Schneider Electric Rolls Out Data Center Power & Cooling in a Box

Schneider Electric Rolls Out Data Center Power & Cooling in a Box

At last week's Uptime Institute Symposium, Schneider Electric unveiled its newest data center innovation: modular power and cooling. Designed as a nearly plug-and-play solution to the rapidly expanding demand for enterprise data center compute power, Schneider says the modules can be designed and installed in a matter of weeks rather than months.

The new products are both the latest expansion of and an attempt to capitalize on the shift in corporate data centers away from unique, custom-built facilities and toward modular and containerized systems.

As more companies need more and larger data centers, simplifying the process of building, developing and then powering and cooling those facilities is a hot-button issue. And Schneider Electric believes the new modules will also be much cheaper to install.

"At the end of the day, if you compare a stick-built [or built-from-scratch] data center versus a modular data center, we think this will be 10 to 20 lower in cost," Kevin Brown, Schneider Electric's Vice President of Data Center Global Offer and Strategy, explained at the Uptime Symposium last week. "And we think that's a pretty conservative analysis."

Figure 1The core of Schneider's new power and cooling architecture is modular, container-like structures that take up the same amount of area as four parking-lot spaces and can scale in increments of 500 kilowatts to match current and future data center demands.

There are two cooling modules and one power module in the company's latest offering. EcoBreeze is a chilled-air cooling module that implements adaptable cooling based on environmental conditions; the system can detect conditions and automatically select either indirect evaporative cooling or air-to-air heat exchange. The company has also created a Chilled Water Cooling Module, which consists of six modular, highly efficient chillers, two economizers and a fully integrated pump house.

The power module in the new solution puts APC -- a division of Schneider Electric -- hardware to work in the UPS, cooling and security and environmental management systems. The power module also includes Square D switchboards -- from another recent Schneider Electric acquisition -- to provide environmental and climate monitoring and management as well as real-time measurements for reporting needs.

Among the benefits of modular power and cooling technologies that Schneider Electric highlights in a new white paper [PDF] include the on-demand nature of modular IT systems: Rather than build a compute facility to meet the expected IT demand for 10-12 years in the future, modular facilities can expand as needed, saving significantly on up-front capital expenditures.

The predictability of performance of modular systems also works in Schneider's favor: Rather than have to learn the intricacies of each custom-built facility, technicians from Schneider Electric's operations teams can go into a modular facility and know almost immediately how to upgrade, expand or repair any element.

Modular systems also can be built to optimize efficiency, something that Schneider Electric has incorporated into its new modular offerings. Dennis Bouley, a senior research analyst at Schneider and the author of the white paper on the containerized solutions, writes:

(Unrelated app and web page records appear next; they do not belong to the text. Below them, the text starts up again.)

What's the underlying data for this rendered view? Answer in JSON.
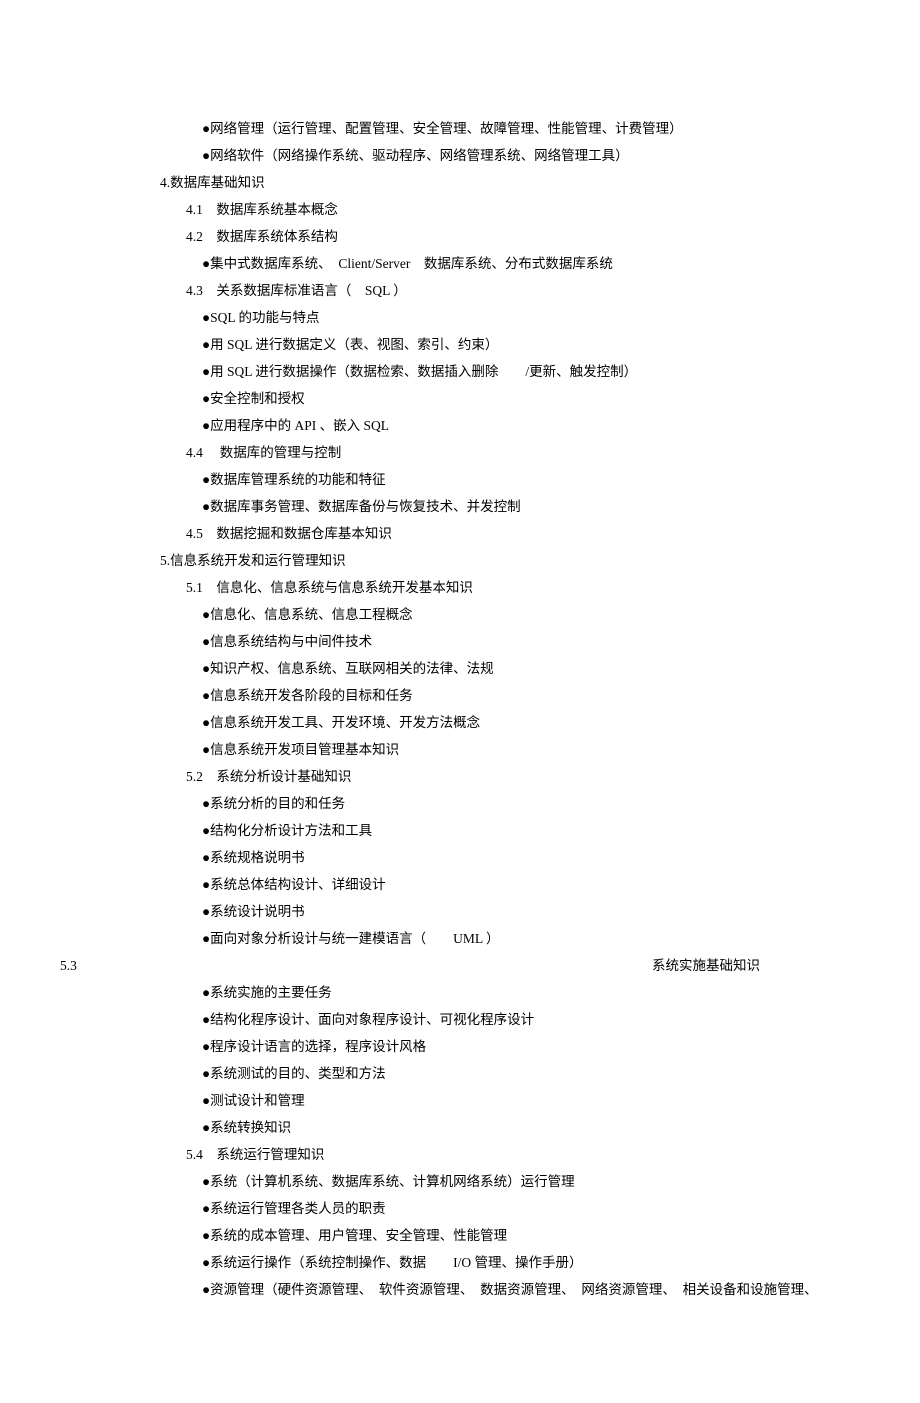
{
  "lines": [
    {
      "c": "l3",
      "t": "●网络管理（运行管理、配置管理、安全管理、故障管理、性能管理、计费管理）"
    },
    {
      "c": "l3",
      "t": "●网络软件（网络操作系统、驱动程序、网络管理系统、网络管理工具）"
    },
    {
      "c": "l1",
      "t": "4.数据库基础知识"
    },
    {
      "c": "l2",
      "t": "4.1　数据库系统基本概念"
    },
    {
      "c": "l2",
      "t": "4.2　数据库系统体系结构"
    },
    {
      "c": "l3",
      "t": "●集中式数据库系统、　Client/Server　数据库系统、分布式数据库系统"
    },
    {
      "c": "l2",
      "t": "4.3　关系数据库标准语言（　SQL ）"
    },
    {
      "c": "l3",
      "t": "●SQL 的功能与特点"
    },
    {
      "c": "l3",
      "t": "●用 SQL 进行数据定义（表、视图、索引、约束）"
    },
    {
      "c": "l3",
      "t": "●用 SQL 进行数据操作（数据检索、数据插入删除　　/更新、触发控制）"
    },
    {
      "c": "l3",
      "t": "●安全控制和授权"
    },
    {
      "c": "l3",
      "t": "●应用程序中的  API 、嵌入 SQL"
    },
    {
      "c": "l2",
      "t": "4.4　 数据库的管理与控制"
    },
    {
      "c": "l3",
      "t": "●数据库管理系统的功能和特征"
    },
    {
      "c": "l3",
      "t": "●数据库事务管理、数据库备份与恢复技术、并发控制"
    },
    {
      "c": "l2",
      "t": "4.5　数据挖掘和数据仓库基本知识"
    },
    {
      "c": "l1",
      "t": "5.信息系统开发和运行管理知识"
    },
    {
      "c": "l2",
      "t": "5.1　信息化、信息系统与信息系统开发基本知识"
    },
    {
      "c": "l3",
      "t": "●信息化、信息系统、信息工程概念"
    },
    {
      "c": "l3",
      "t": "●信息系统结构与中间件技术"
    },
    {
      "c": "l3",
      "t": "●知识产权、信息系统、互联网相关的法律、法规"
    },
    {
      "c": "l3",
      "t": "●信息系统开发各阶段的目标和任务"
    },
    {
      "c": "l3",
      "t": "●信息系统开发工具、开发环境、开发方法概念"
    },
    {
      "c": "l3",
      "t": "●信息系统开发项目管理基本知识"
    },
    {
      "c": "l2",
      "t": "5.2　系统分析设计基础知识"
    },
    {
      "c": "l3",
      "t": "●系统分析的目的和任务"
    },
    {
      "c": "l3",
      "t": "●结构化分析设计方法和工具"
    },
    {
      "c": "l3",
      "t": "●系统规格说明书"
    },
    {
      "c": "l3",
      "t": "●系统总体结构设计、详细设计"
    },
    {
      "c": "l3",
      "t": "●系统设计说明书"
    },
    {
      "c": "l3",
      "t": "●面向对象分析设计与统一建模语言（　　UML ）"
    },
    {
      "c": "weird",
      "left": "5.3",
      "right": "系统实施基础知识"
    },
    {
      "c": "l3",
      "t": "●系统实施的主要任务"
    },
    {
      "c": "l3",
      "t": "●结构化程序设计、面向对象程序设计、可视化程序设计"
    },
    {
      "c": "l3",
      "t": "●程序设计语言的选择，程序设计风格"
    },
    {
      "c": "l3",
      "t": "●系统测试的目的、类型和方法"
    },
    {
      "c": "l3",
      "t": "●测试设计和管理"
    },
    {
      "c": "l3",
      "t": "●系统转换知识"
    },
    {
      "c": "l2",
      "t": "5.4　系统运行管理知识"
    },
    {
      "c": "l3",
      "t": "●系统（计算机系统、数据库系统、计算机网络系统）运行管理"
    },
    {
      "c": "l3",
      "t": "●系统运行管理各类人员的职责"
    },
    {
      "c": "l3",
      "t": "●系统的成本管理、用户管理、安全管理、性能管理"
    },
    {
      "c": "l3",
      "t": "●系统运行操作（系统控制操作、数据　　I/O 管理、操作手册）"
    },
    {
      "c": "l3",
      "t": "●资源管理（硬件资源管理、　软件资源管理、　数据资源管理、　网络资源管理、　相关设备和设施管理、"
    }
  ]
}
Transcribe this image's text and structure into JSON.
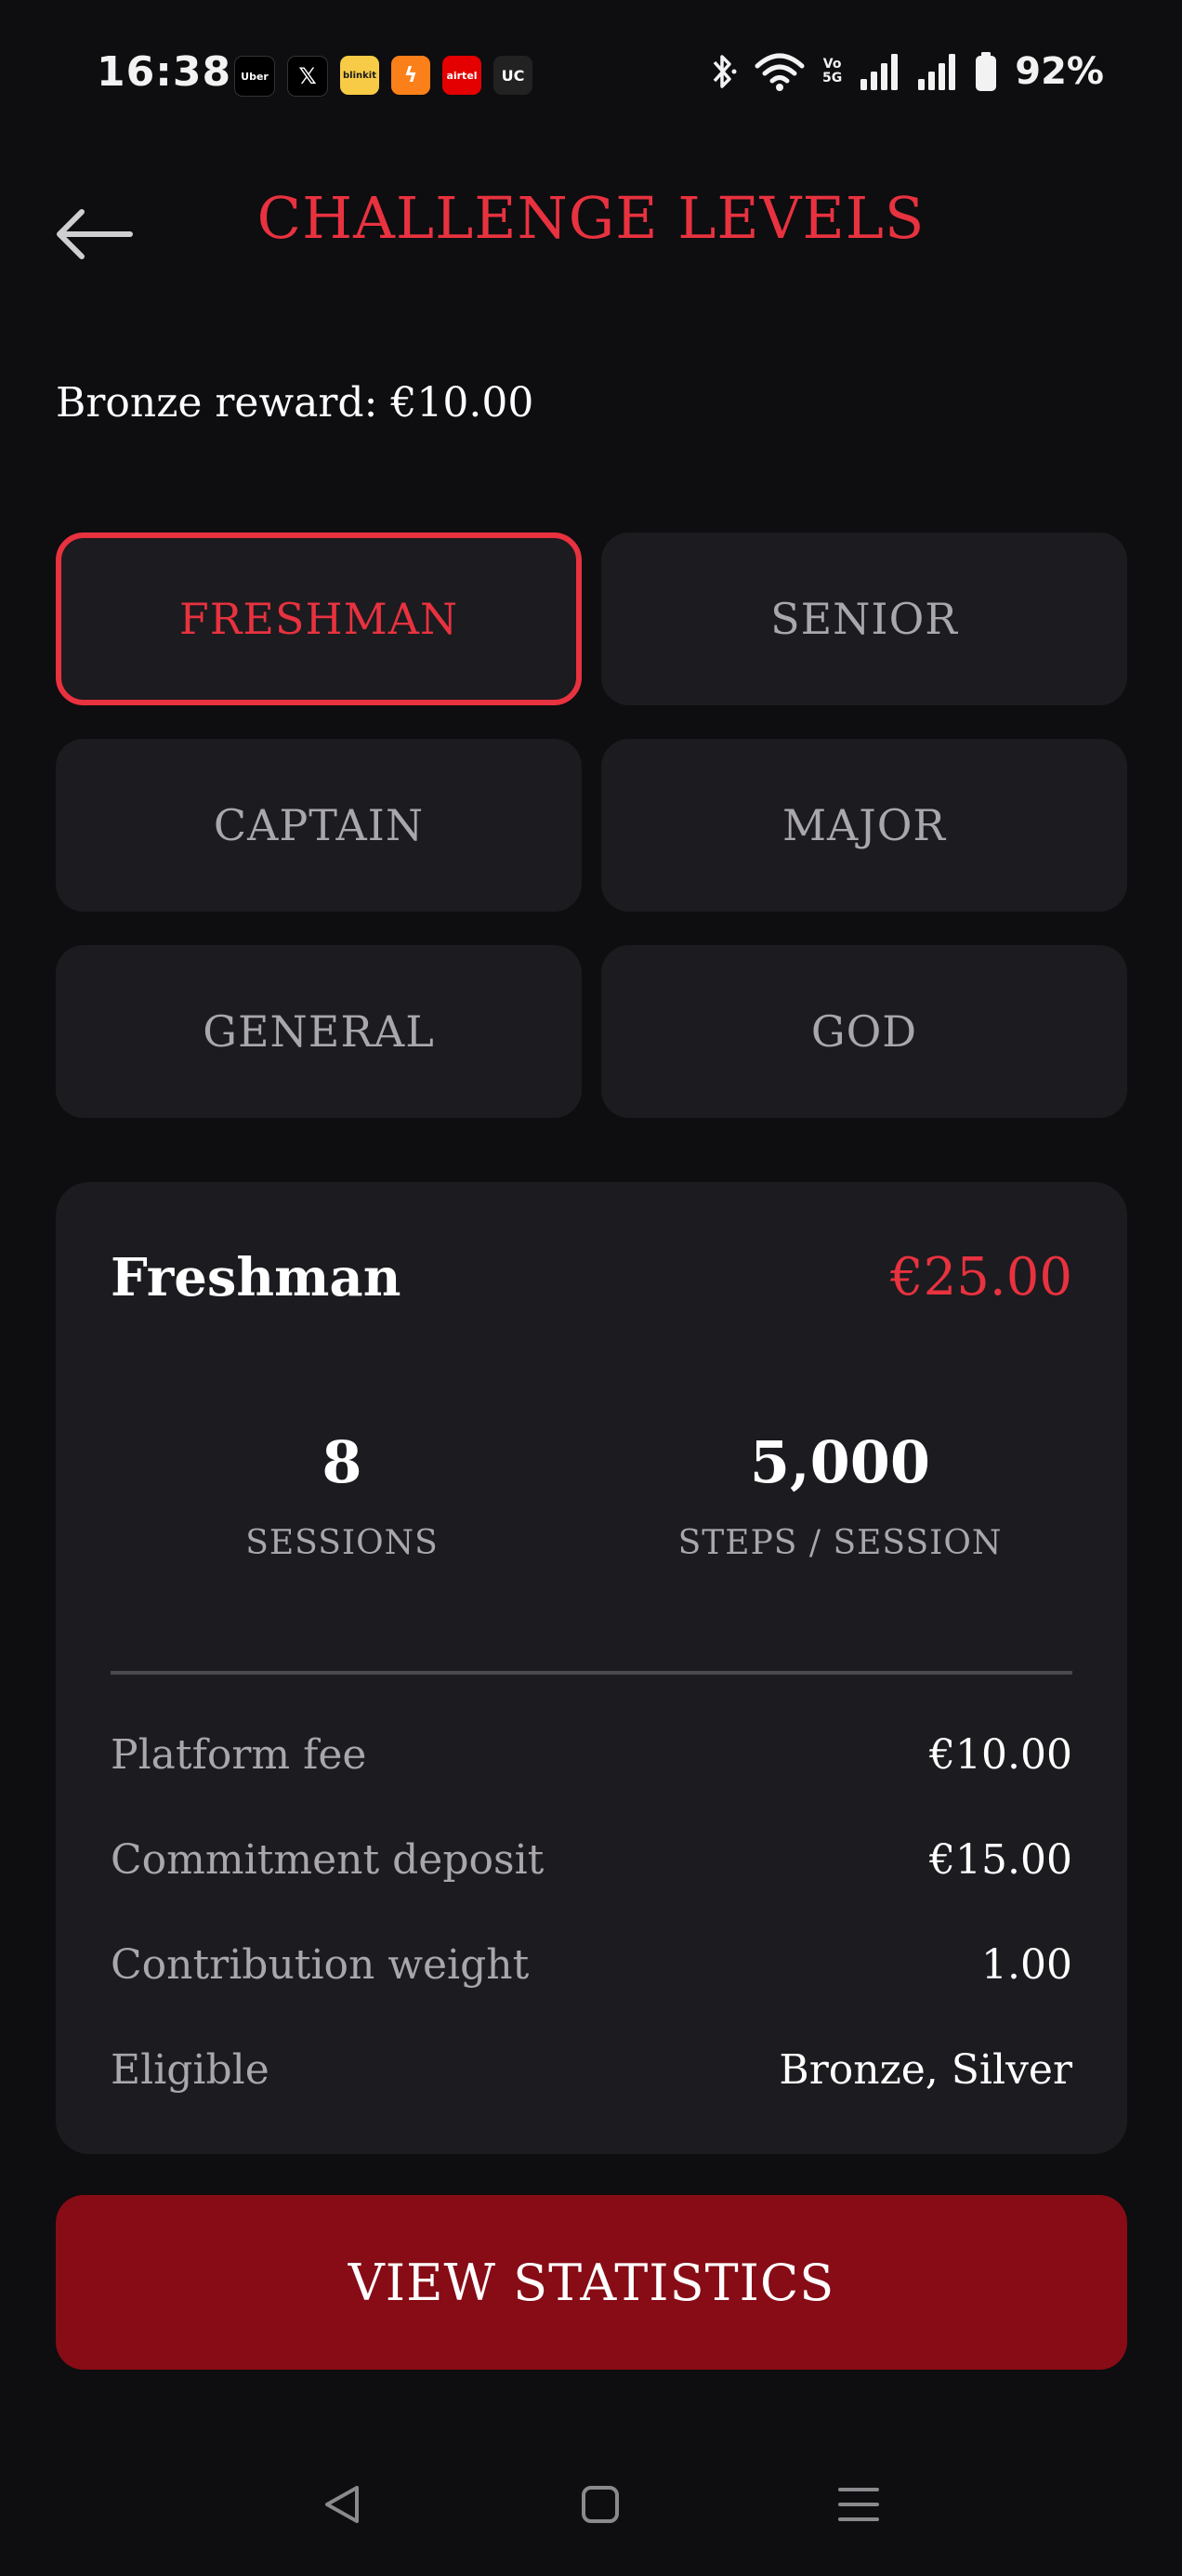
{
  "status_bar": {
    "time": "16:38",
    "notifications": [
      "Uber",
      "𝕏",
      "blinkit",
      "ϟ",
      "airtel",
      "UC"
    ],
    "volte_top": "Vo",
    "volte_bottom": "5G",
    "battery": "92%"
  },
  "header": {
    "title": "CHALLENGE LEVELS"
  },
  "reward": {
    "text": "Bronze reward: €10.00"
  },
  "levels": [
    {
      "label": "FRESHMAN",
      "active": true
    },
    {
      "label": "SENIOR",
      "active": false
    },
    {
      "label": "CAPTAIN",
      "active": false
    },
    {
      "label": "MAJOR",
      "active": false
    },
    {
      "label": "GENERAL",
      "active": false
    },
    {
      "label": "GOD",
      "active": false
    }
  ],
  "detail": {
    "name": "Freshman",
    "price": "€25.00",
    "sessions_value": "8",
    "sessions_label": "SESSIONS",
    "steps_value": "5,000",
    "steps_label": "STEPS / SESSION",
    "rows": [
      {
        "label": "Platform fee",
        "value": "€10.00"
      },
      {
        "label": "Commitment deposit",
        "value": "€15.00"
      },
      {
        "label": "Contribution weight",
        "value": "1.00"
      },
      {
        "label": "Eligible",
        "value": "Bronze, Silver"
      }
    ]
  },
  "actions": {
    "view_statistics": "VIEW STATISTICS"
  },
  "colors": {
    "background": "#0e0d10",
    "card": "#1c1b1f",
    "accent": "#e8323f",
    "button": "#870c15",
    "muted_text": "#a9a7ac"
  },
  "icons": {
    "back": "arrow-left-icon",
    "bluetooth": "bluetooth-icon",
    "wifi": "wifi-icon",
    "signal": "signal-icon",
    "battery": "battery-icon",
    "nav_back": "triangle-back-icon",
    "nav_home": "square-home-icon",
    "nav_menu": "menu-lines-icon"
  }
}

Cooling system controls within a traditional data center are comparable to a sizeable orchestra where all the “players” have to be highly coordinated to produce quality music. The facility module, on the other hand, can be compared to a simple quartet; the number of components that need controlling are fewer and the integration (the proper adjustment of settings based on cause / effect relationships) is performed ahead of time, so that the container “behaves” in an efficient manner once under operation.

All told, Schneider's modular power and cooling solution marks the next iteration of data centers, a trend that has been years in the making as all the major players -- Microsoft, HP, Cisco and IBM among them -- have developed modular solutions.

At last week's Symposium, George Slessmann, the CEO of i/o, talked about the end of "snowflake" data centers -- unique, custom-designed facilities that are "too expensive and take too long to deliver to meet the demands" of the current revolution in data center demand. And as more companies follow Schneider Electric into the modular market, that evolution will only continue to pick up speed.